and will serve to elevate his nose.
Not in repose, but to smell the strong aroma of the steak,
now that he's awake.
The poet thinks of gods who send amok.
The poet thinks of metamorphosis,
the shifting of a camel's haunches on the sands,
the moving of the glands,
the presence of a flaw, quite tragic, now,
the poet things of transformation
as far as one can logically allow
within the limits of a verse
the parameters of metamorphosis
Half the day is gone. The poet's imaginings now take a lively turn;
they compromise at least, and yearn,
more simply for an egg,
poached, or fried, or scrambled,
with a little catsup. At last the poet ambles
down the street
upon the proceeds of his latest poem
at Alfie's Diner
full of rash plebeians
sipping coffee, munching jelly with a scone.
Painting asks me
My reason for painting.
"Why do I have children?
Why does anyone breathe?
Why do I paint?
"How do you define your painting?"
Again painting asks.
"You should ask
Grandma Moses, and Grant Wood,
who have had predetermined goals, and
defined opinions on life and art.
How can you ask me
a non-conformist thinker
And an abstract painter.
I am the wrong person to answer,"
I can only offer Picasso's answer
to these trivial questions.
His ambition was to retain
the same pristine pure and beautiful color
of the unpainted canvas
after he finished the painting.
"When a bird sings," he said,
"we should enjoy the music,
but it is futile to search for a meaning."

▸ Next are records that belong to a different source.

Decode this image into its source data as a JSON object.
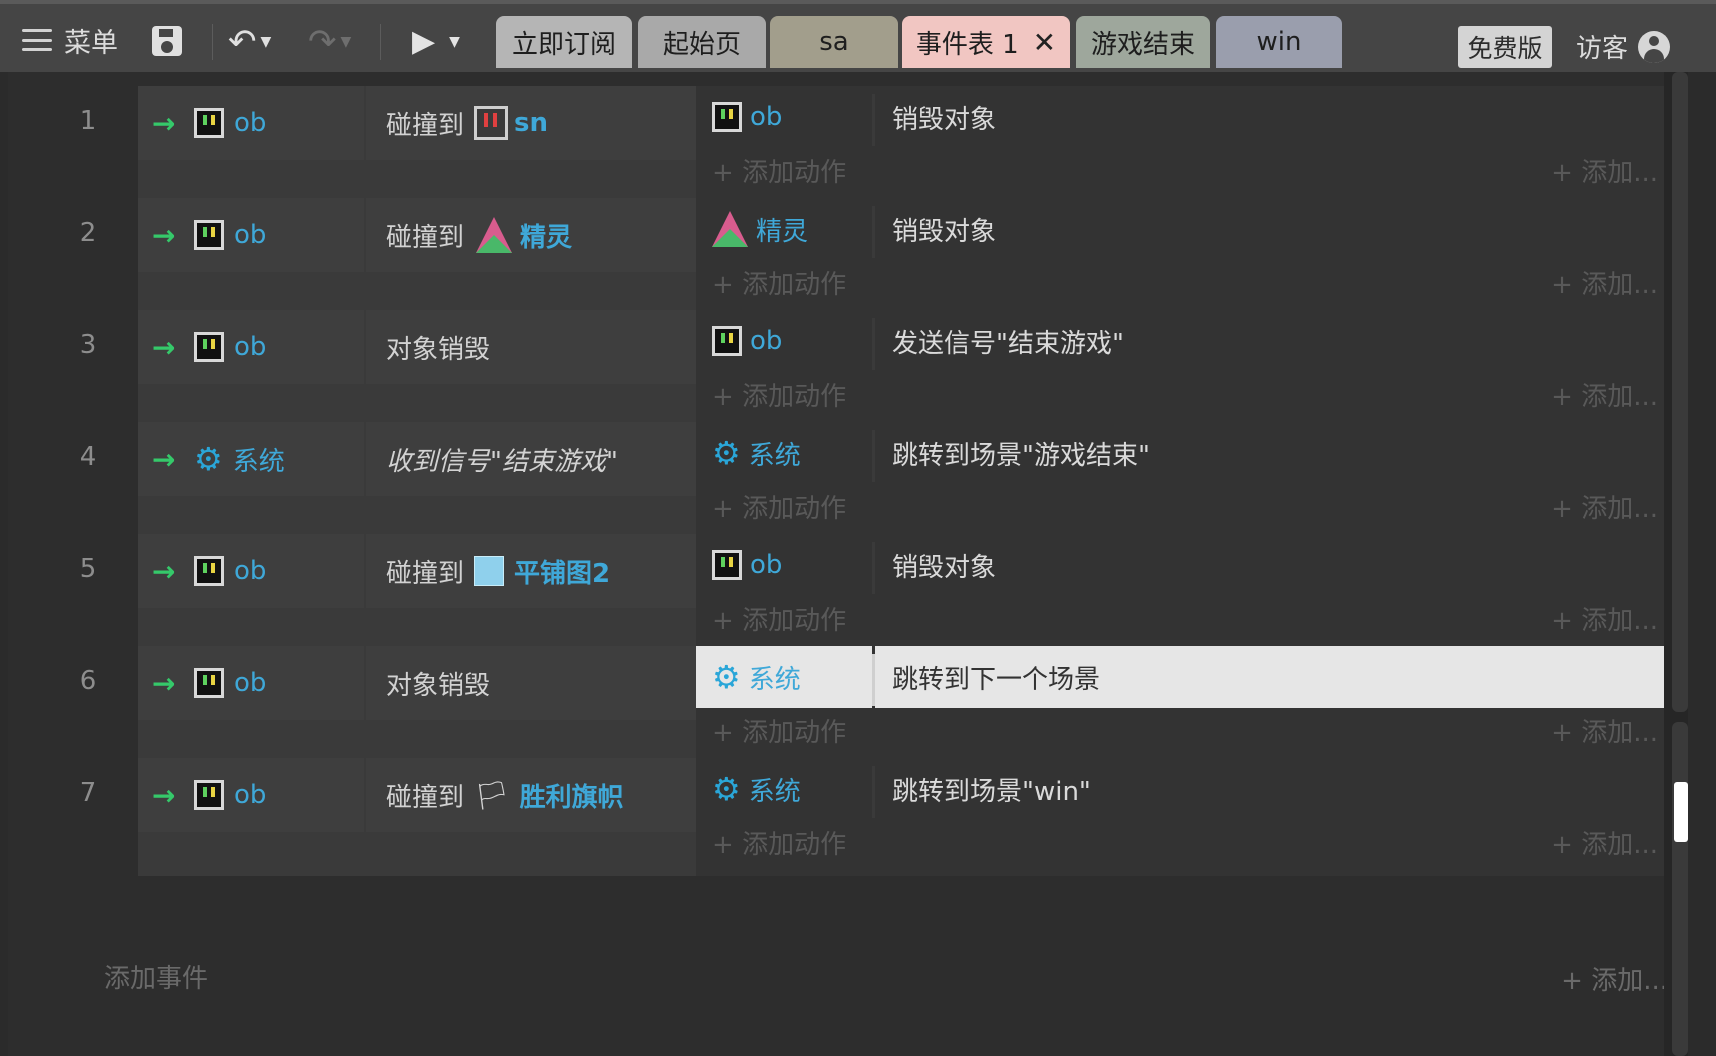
{
  "toolbar": {
    "menu_label": "菜单",
    "undo_icon": "undo-icon",
    "redo_icon": "redo-icon",
    "run_icon": "play-icon",
    "free_badge": "免费版",
    "visitor_label": "访客"
  },
  "tabs": [
    {
      "label": "立即订阅",
      "color": "#b5b5b5"
    },
    {
      "label": "起始页",
      "color": "#a9a9a9"
    },
    {
      "label": "sa",
      "color": "#a29e8c"
    },
    {
      "label": "事件表 1",
      "color": "#f1c6c2",
      "active": true,
      "close": "✕"
    },
    {
      "label": "游戏结束",
      "color": "#9ea79c"
    },
    {
      "label": "win",
      "color": "#9a9ead"
    }
  ],
  "events": [
    {
      "num": "1",
      "cond_obj": "ob",
      "cond_pre": "碰撞到",
      "cond_target": "sn",
      "act_obj": "ob",
      "act_text": "销毁对象"
    },
    {
      "num": "2",
      "cond_obj": "ob",
      "cond_pre": "碰撞到",
      "cond_target": "精灵",
      "act_obj": "精灵",
      "act_text": "销毁对象"
    },
    {
      "num": "3",
      "cond_obj": "ob",
      "cond_pre": "对象销毁",
      "cond_target": "",
      "act_obj": "ob",
      "act_text": "发送信号\"结束游戏\""
    },
    {
      "num": "4",
      "cond_obj": "系统",
      "cond_pre": "收到信号\"结束游戏\"",
      "cond_target": "",
      "act_obj": "系统",
      "act_text": "跳转到场景\"游戏结束\""
    },
    {
      "num": "5",
      "cond_obj": "ob",
      "cond_pre": "碰撞到",
      "cond_target": "平铺图2",
      "act_obj": "ob",
      "act_text": "销毁对象"
    },
    {
      "num": "6",
      "cond_obj": "ob",
      "cond_pre": "对象销毁",
      "cond_target": "",
      "act_obj": "系统",
      "act_text": "跳转到下一个场景",
      "selected": true
    },
    {
      "num": "7",
      "cond_obj": "ob",
      "cond_pre": "碰撞到",
      "cond_target": "胜利旗帜",
      "act_obj": "系统",
      "act_text": "跳转到场景\"win\""
    }
  ],
  "labels": {
    "add_action": "添加动作",
    "add_more": "添加...",
    "add_event": "添加事件"
  }
}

"What type of a painting do you want me to be?"
"My dear painting,
As I do not allow
my very life to contain me,
How can I
with clear conscience,
control, direct and shape you
as I like?
In what form, manner, or style
would you like to appear
on my canvas?
It is your decision,
I am simply an audience.
Your longevity is greater than my life.
"The Mona Lisa is in existence even today,
but not Leonardo Da Vinci.
When I stand in front of you,
beloved painting of mine,
I have the unexplainable
Holy feelings and emotions,
Like that of an expectant mother.
I, too, watch and eagerly await
with a thousand unblinking eyes,
to see what kind
of a wondrous and mysterious painting
you will emerge."
"A lesser man",
an aging alpha,
challenged by newer male.
blind with fear,
not of death
with a stigma
"A lesser man."
The butt of smirks
"A lesser man",
"A lesser man".
beneath a bush,
a million scenes
of what might-have-been
had I not been
"A lesser man".
Copyright Notice: Copyrights for all of the above poems remain with the individual authors. No work here is to be reused without permission from its author. To request permission, contact a member of the ISPS Web Committee.